press freedompressfreedom of press
This era saw the establishment of freedom of the press as a legal norm, as President Theodore Roosevelt tried and failed to sue newspapers for reporting corruption in his handling of the purchase of the Panama Canal.
Walter LippmanLippmannLippmann, Walter
In the 1920s in the United States, as newspapers dropped their blatant partisanship in search of new subscribers, political analyst Walter Lippmann and philosopher John Dewey debated the role of journalism in a democracy.
His views regarding the role of journalism in a democracy were contrasted with the contemporaneous writings of John Dewey in what has been retrospectively named the Lippmann-Dewey debate.
trueTruth theorytheory of truth
While various existing codes have some differences, most share common elements including the principles of – truthfulness, accuracy, objectivity, impartiality, fairness and public accountability – as these apply to the acquisition of newsworthy information and its subsequent dissemination to the public.

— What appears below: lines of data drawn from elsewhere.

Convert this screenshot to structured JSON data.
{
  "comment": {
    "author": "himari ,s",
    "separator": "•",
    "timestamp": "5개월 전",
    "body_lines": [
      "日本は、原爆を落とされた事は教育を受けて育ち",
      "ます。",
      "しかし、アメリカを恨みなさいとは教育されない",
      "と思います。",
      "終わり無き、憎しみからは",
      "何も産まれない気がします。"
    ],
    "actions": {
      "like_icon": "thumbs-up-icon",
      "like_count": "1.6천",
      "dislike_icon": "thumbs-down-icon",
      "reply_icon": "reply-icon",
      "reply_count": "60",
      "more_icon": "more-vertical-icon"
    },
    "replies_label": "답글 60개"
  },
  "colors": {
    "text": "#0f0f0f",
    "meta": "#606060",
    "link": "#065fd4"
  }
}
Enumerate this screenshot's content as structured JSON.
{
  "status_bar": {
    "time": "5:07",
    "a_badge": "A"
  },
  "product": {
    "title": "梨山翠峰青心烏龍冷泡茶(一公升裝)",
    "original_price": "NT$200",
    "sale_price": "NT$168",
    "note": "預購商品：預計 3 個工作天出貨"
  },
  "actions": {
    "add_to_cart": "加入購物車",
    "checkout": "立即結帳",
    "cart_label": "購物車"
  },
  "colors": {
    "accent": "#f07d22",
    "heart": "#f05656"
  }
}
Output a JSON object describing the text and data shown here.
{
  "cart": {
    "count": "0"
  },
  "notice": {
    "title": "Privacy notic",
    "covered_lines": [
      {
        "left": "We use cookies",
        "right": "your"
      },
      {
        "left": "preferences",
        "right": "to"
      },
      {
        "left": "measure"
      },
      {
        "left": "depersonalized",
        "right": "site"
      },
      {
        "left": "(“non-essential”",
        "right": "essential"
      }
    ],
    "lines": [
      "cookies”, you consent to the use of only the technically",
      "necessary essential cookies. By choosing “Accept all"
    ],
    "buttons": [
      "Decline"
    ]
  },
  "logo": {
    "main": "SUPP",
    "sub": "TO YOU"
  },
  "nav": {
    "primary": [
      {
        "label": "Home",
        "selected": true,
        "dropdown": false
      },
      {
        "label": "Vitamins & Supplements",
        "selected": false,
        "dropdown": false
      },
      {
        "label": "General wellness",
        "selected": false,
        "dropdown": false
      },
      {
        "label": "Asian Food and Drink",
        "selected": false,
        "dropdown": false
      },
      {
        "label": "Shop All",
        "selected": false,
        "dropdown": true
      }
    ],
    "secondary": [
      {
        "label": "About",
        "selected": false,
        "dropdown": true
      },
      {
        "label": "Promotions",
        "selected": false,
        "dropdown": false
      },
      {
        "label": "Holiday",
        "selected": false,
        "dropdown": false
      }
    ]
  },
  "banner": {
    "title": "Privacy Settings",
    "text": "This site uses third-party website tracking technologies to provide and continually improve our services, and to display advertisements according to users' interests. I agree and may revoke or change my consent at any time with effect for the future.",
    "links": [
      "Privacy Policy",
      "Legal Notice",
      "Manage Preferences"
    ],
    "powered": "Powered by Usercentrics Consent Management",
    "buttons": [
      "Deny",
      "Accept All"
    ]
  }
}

Most human activities depend upon the concept, where its nature as a concept is assumed rather than being a subject of discussion; these include most of the sciences, law, journalism, and everyday life.
Opinion pieces are generally written by regular columnists or appear in a section titled "Op-ed", while feature stories, breaking news, and hard news stories typically make efforts to remove opinion from the copy.
pressroombudget meetingnews room
Notably, in the American media landscape, newsrooms have reduced their staff and coverage as traditional media channels, such as television, grappling with declining audiences.
Some journalism organizations refer to the newsroom as the city room.
History of newspapers and magazinesFlugblattHistory of magazines
The history of journalism spans the growth of technology and trade, marked by the advent of specialized techniques for gathering and disseminating information on a regular basis that has caused, as one history of journalism surmises, the steady increase of "the scope of news available to us and the speed with which it is transmitted. Before the printing press was invented, word of mouth was the primary source of news. Returning merchants, sailors and travelers brought news back to the mainland, and this was then picked up by pedlars and travelling players and spread from town to town. Ancient scribes often wrote this information down. This transmission of news was highly unreliable, and died out with the invention of the printing press. Newspapers (and to a lesser extent magazines) have always been the primary medium of journalists since the 18th century, radio and television in the 20th century, and the Internet in the 21st century.
ambush interviewambushambush journalism
The term "journalism genres" refers to various journalism styles, fields or separate genres, in writing accounts of events.
Non-profitnon-profit news outletnon-profitable association
Non-profit journalism (abbreviated as NPJ, also known as a not-for-profit journalism or think tank journalism) is the practice of journalism as a non-profit organization instead of a for-profit business.
Washington Journalism ReviewThe Washington Journalism Review
The American Journalism Review (AJR) was an American magazine covering topics in journalism.